What key lesson have you learned during your career?
Be empathetic to the position, including opinions and motives, of others in order to be successful.

Lyndzie Carter ’08, ‘09

Assistant U.S. Attorney
Department of Justice, U.S. Attorney's Office in the Southern District of California

Why do you mentor?

Because binge-watching Netflix isn’t always a healthy or rewarding life distraction, especially after you realized you watched an entire season of a show you don’t even like. Instead, mentoring is a healthy and rewarding way to take a break from your career and help someone up the ladder.

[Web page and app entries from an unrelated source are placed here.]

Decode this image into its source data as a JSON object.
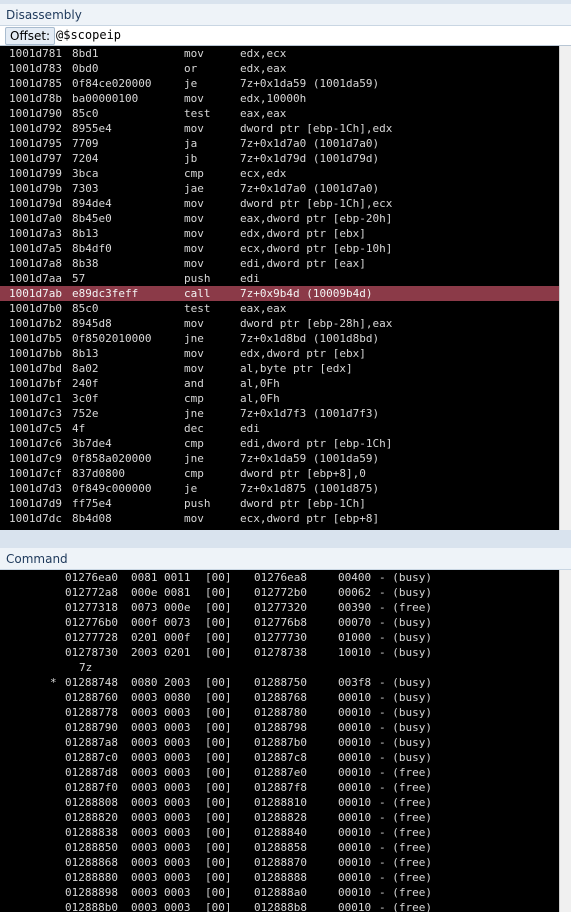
{
  "disassembly": {
    "title": "Disassembly",
    "offset_label": "Offset:",
    "offset_value": "@$scopeip",
    "lines": [
      {
        "addr": "1001d781",
        "bytes": "8bd1",
        "mnemonic": "mov",
        "operands": "edx,ecx"
      },
      {
        "addr": "1001d783",
        "bytes": "0bd0",
        "mnemonic": "or",
        "operands": "edx,eax"
      },
      {
        "addr": "1001d785",
        "bytes": "0f84ce020000",
        "mnemonic": "je",
        "operands": "7z+0x1da59 (1001da59)"
      },
      {
        "addr": "1001d78b",
        "bytes": "ba00000100",
        "mnemonic": "mov",
        "operands": "edx,10000h"
      },
      {
        "addr": "1001d790",
        "bytes": "85c0",
        "mnemonic": "test",
        "operands": "eax,eax"
      },
      {
        "addr": "1001d792",
        "bytes": "8955e4",
        "mnemonic": "mov",
        "operands": "dword ptr [ebp-1Ch],edx"
      },
      {
        "addr": "1001d795",
        "bytes": "7709",
        "mnemonic": "ja",
        "operands": "7z+0x1d7a0 (1001d7a0)"
      },
      {
        "addr": "1001d797",
        "bytes": "7204",
        "mnemonic": "jb",
        "operands": "7z+0x1d79d (1001d79d)"
      },
      {
        "addr": "1001d799",
        "bytes": "3bca",
        "mnemonic": "cmp",
        "operands": "ecx,edx"
      },
      {
        "addr": "1001d79b",
        "bytes": "7303",
        "mnemonic": "jae",
        "operands": "7z+0x1d7a0 (1001d7a0)"
      },
      {
        "addr": "1001d79d",
        "bytes": "894de4",
        "mnemonic": "mov",
        "operands": "dword ptr [ebp-1Ch],ecx"
      },
      {
        "addr": "1001d7a0",
        "bytes": "8b45e0",
        "mnemonic": "mov",
        "operands": "eax,dword ptr [ebp-20h]"
      },
      {
        "addr": "1001d7a3",
        "bytes": "8b13",
        "mnemonic": "mov",
        "operands": "edx,dword ptr [ebx]"
      },
      {
        "addr": "1001d7a5",
        "bytes": "8b4df0",
        "mnemonic": "mov",
        "operands": "ecx,dword ptr [ebp-10h]"
      },
      {
        "addr": "1001d7a8",
        "bytes": "8b38",
        "mnemonic": "mov",
        "operands": "edi,dword ptr [eax]"
      },
      {
        "addr": "1001d7aa",
        "bytes": "57",
        "mnemonic": "push",
        "operands": "edi"
      },
      {
        "addr": "1001d7ab",
        "bytes": "e89dc3feff",
        "mnemonic": "call",
        "operands": "7z+0x9b4d (10009b4d)",
        "highlighted": true
      },
      {
        "addr": "1001d7b0",
        "bytes": "85c0",
        "mnemonic": "test",
        "operands": "eax,eax"
      },
      {
        "addr": "1001d7b2",
        "bytes": "8945d8",
        "mnemonic": "mov",
        "operands": "dword ptr [ebp-28h],eax"
      },
      {
        "addr": "1001d7b5",
        "bytes": "0f8502010000",
        "mnemonic": "jne",
        "operands": "7z+0x1d8bd (1001d8bd)"
      },
      {
        "addr": "1001d7bb",
        "bytes": "8b13",
        "mnemonic": "mov",
        "operands": "edx,dword ptr [ebx]"
      },
      {
        "addr": "1001d7bd",
        "bytes": "8a02",
        "mnemonic": "mov",
        "operands": "al,byte ptr [edx]"
      },
      {
        "addr": "1001d7bf",
        "bytes": "240f",
        "mnemonic": "and",
        "operands": "al,0Fh"
      },
      {
        "addr": "1001d7c1",
        "bytes": "3c0f",
        "mnemonic": "cmp",
        "operands": "al,0Fh"
      },
      {
        "addr": "1001d7c3",
        "bytes": "752e",
        "mnemonic": "jne",
        "operands": "7z+0x1d7f3 (1001d7f3)"
      },
      {
        "addr": "1001d7c5",
        "bytes": "4f",
        "mnemonic": "dec",
        "operands": "edi"
      },
      {
        "addr": "1001d7c6",
        "bytes": "3b7de4",
        "mnemonic": "cmp",
        "operands": "edi,dword ptr [ebp-1Ch]"
      },
      {
        "addr": "1001d7c9",
        "bytes": "0f858a020000",
        "mnemonic": "jne",
        "operands": "7z+0x1da59 (1001da59)"
      },
      {
        "addr": "1001d7cf",
        "bytes": "837d0800",
        "mnemonic": "cmp",
        "operands": "dword ptr [ebp+8],0"
      },
      {
        "addr": "1001d7d3",
        "bytes": "0f849c000000",
        "mnemonic": "je",
        "operands": "7z+0x1d875 (1001d875)"
      },
      {
        "addr": "1001d7d9",
        "bytes": "ff75e4",
        "mnemonic": "push",
        "operands": "dword ptr [ebp-1Ch]"
      },
      {
        "addr": "1001d7dc",
        "bytes": "8b4d08",
        "mnemonic": "mov",
        "operands": "ecx,dword ptr [ebp+8]"
      }
    ]
  },
  "command": {
    "title": "Command",
    "lines": [
      {
        "marker": "",
        "entry": "01276ea0",
        "size": "0081",
        "prev": "0011",
        "flags": "[00]",
        "user": "01276ea8",
        "usize": "00400",
        "state": "- (busy)"
      },
      {
        "marker": "",
        "entry": "012772a8",
        "size": "000e",
        "prev": "0081",
        "flags": "[00]",
        "user": "012772b0",
        "usize": "00062",
        "state": "- (busy)"
      },
      {
        "marker": "",
        "entry": "01277318",
        "size": "0073",
        "prev": "000e",
        "flags": "[00]",
        "user": "01277320",
        "usize": "00390",
        "state": "- (free)"
      },
      {
        "marker": "",
        "entry": "012776b0",
        "size": "000f",
        "prev": "0073",
        "flags": "[00]",
        "user": "012776b8",
        "usize": "00070",
        "state": "- (busy)"
      },
      {
        "marker": "",
        "entry": "01277728",
        "size": "0201",
        "prev": "000f",
        "flags": "[00]",
        "user": "01277730",
        "usize": "01000",
        "state": "- (busy)"
      },
      {
        "marker": "",
        "entry": "01278730",
        "size": "2003",
        "prev": "0201",
        "flags": "[00]",
        "user": "01278738",
        "usize": "10010",
        "state": "- (busy)"
      },
      {
        "wrap": "7z"
      },
      {
        "marker": "*",
        "entry": "01288748",
        "size": "0080",
        "prev": "2003",
        "flags": "[00]",
        "user": "01288750",
        "usize": "003f8",
        "state": "- (busy)"
      },
      {
        "marker": "",
        "entry": "01288760",
        "size": "0003",
        "prev": "0080",
        "flags": "[00]",
        "user": "01288768",
        "usize": "00010",
        "state": "- (busy)"
      },
      {
        "marker": "",
        "entry": "01288778",
        "size": "0003",
        "prev": "0003",
        "flags": "[00]",
        "user": "01288780",
        "usize": "00010",
        "state": "- (busy)"
      },
      {
        "marker": "",
        "entry": "01288790",
        "size": "0003",
        "prev": "0003",
        "flags": "[00]",
        "user": "01288798",
        "usize": "00010",
        "state": "- (busy)"
      },
      {
        "marker": "",
        "entry": "012887a8",
        "size": "0003",
        "prev": "0003",
        "flags": "[00]",
        "user": "012887b0",
        "usize": "00010",
        "state": "- (busy)"
      },
      {
        "marker": "",
        "entry": "012887c0",
        "size": "0003",
        "prev": "0003",
        "flags": "[00]",
        "user": "012887c8",
        "usize": "00010",
        "state": "- (busy)"
      },
      {
        "marker": "",
        "entry": "012887d8",
        "size": "0003",
        "prev": "0003",
        "flags": "[00]",
        "user": "012887e0",
        "usize": "00010",
        "state": "- (free)"
      },
      {
        "marker": "",
        "entry": "012887f0",
        "size": "0003",
        "prev": "0003",
        "flags": "[00]",
        "user": "012887f8",
        "usize": "00010",
        "state": "- (free)"
      },
      {
        "marker": "",
        "entry": "01288808",
        "size": "0003",
        "prev": "0003",
        "flags": "[00]",
        "user": "01288810",
        "usize": "00010",
        "state": "- (free)"
      },
      {
        "marker": "",
        "entry": "01288820",
        "size": "0003",
        "prev": "0003",
        "flags": "[00]",
        "user": "01288828",
        "usize": "00010",
        "state": "- (free)"
      },
      {
        "marker": "",
        "entry": "01288838",
        "size": "0003",
        "prev": "0003",
        "flags": "[00]",
        "user": "01288840",
        "usize": "00010",
        "state": "- (free)"
      },
      {
        "marker": "",
        "entry": "01288850",
        "size": "0003",
        "prev": "0003",
        "flags": "[00]",
        "user": "01288858",
        "usize": "00010",
        "state": "- (free)"
      },
      {
        "marker": "",
        "entry": "01288868",
        "size": "0003",
        "prev": "0003",
        "flags": "[00]",
        "user": "01288870",
        "usize": "00010",
        "state": "- (free)"
      },
      {
        "marker": "",
        "entry": "01288880",
        "size": "0003",
        "prev": "0003",
        "flags": "[00]",
        "user": "01288888",
        "usize": "00010",
        "state": "- (free)"
      },
      {
        "marker": "",
        "entry": "01288898",
        "size": "0003",
        "prev": "0003",
        "flags": "[00]",
        "user": "012888a0",
        "usize": "00010",
        "state": "- (free)"
      },
      {
        "marker": "",
        "entry": "012888b0",
        "size": "0003",
        "prev": "0003",
        "flags": "[00]",
        "user": "012888b8",
        "usize": "00010",
        "state": "- (free)"
      }
    ]
  },
  "colors": {
    "highlight_row": "#8b3a48",
    "console_background": "#000000",
    "console_text": "#d8d8d8",
    "pane_frame": "#d9e3ee"
  }
}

What’s your best advice for up-and-coming professionals?
Do what you say you are going to do. Your colleagues will love you. Your boss will love you. Your customer/client will love you. Being awesome is easy when you realize just by keeping your word, you can stand out.

How can a mentor help students who are just starting out?
[We provide a] reality check. As a mentor, I will never sugarcoat it for you. That’s what grandmas or girlfriends are for. A mentor will tell you how they did it—facts, not theory or wishful thinking.

What are some of the benefits of mentoring?
Ego. Who doesn’t like talking about themselves? You are successful for a reason, and someone out there could benefit from knowing how you did it. Tell them. Enjoy the reward of knowing you helped someone… by getting to talk about yourself. [It’s a] win-win.

What key lesson have you learned during your career?
Money doesn’t matter. Ok, it does matter for little things like, I don’t know, living. But doing something because you enjoy it is so much more rewarding. Don’t chase a career for the money. You will only be miserable. Instead, chase purpose.

Sunday Ogunlana, CISSP, C|CISO, ’12, ’14

Teaching Professor of Cybersecurity, Collin College, Frisco Campus, Texas.
Vice President on the Threat Management Team, CitiGroup

Why do you mentor?
Mentorship is a way of giving back to younger professionals at UMGC. I mentor because I want to raise a new army of cybersecurity professionals by providing leadership and acting as trusted advisors for new entrants and aspiring professionals.

What’s your best advice for up-and-coming professionals?
My best advice for up-and-coming professionals is to stay focused, disciplined, passionate and committed. A need exists for them to have mentors that can hold them accountable to achieve their goals. They need to stay on track and stay motivated to attain their goals.

How can a mentor help students who are just starting out?
A mentor can help students just starting to kickstart their professional development. For instance, I have helped my mentees to clarify and set goals and motivate them to succeed in [their] profession. I share my connection and extend relevant conferences and networking invitations with my mentees to enable them to expand their network and connect to other people in various ways.

What are some of the benefits of mentoring?
[It] is a way to transform career trajectory, which is one of the critical benefits of mentorship. It is important to note that a mentor will guide, support, advise and provide honest feedback to help mentees achieve their goals.

What key lesson have you learned during your career?
People and the job are equally important. Also, nothing is permanent, and we must always stay ahead and proactively meet all the challenges.

Interested in mentoring or being mentored through UMGC’s Community Connect program? 

Visit careerquest.umgc.edu to learn more about UMGC Career Services and to register to participate in the Community Connect program.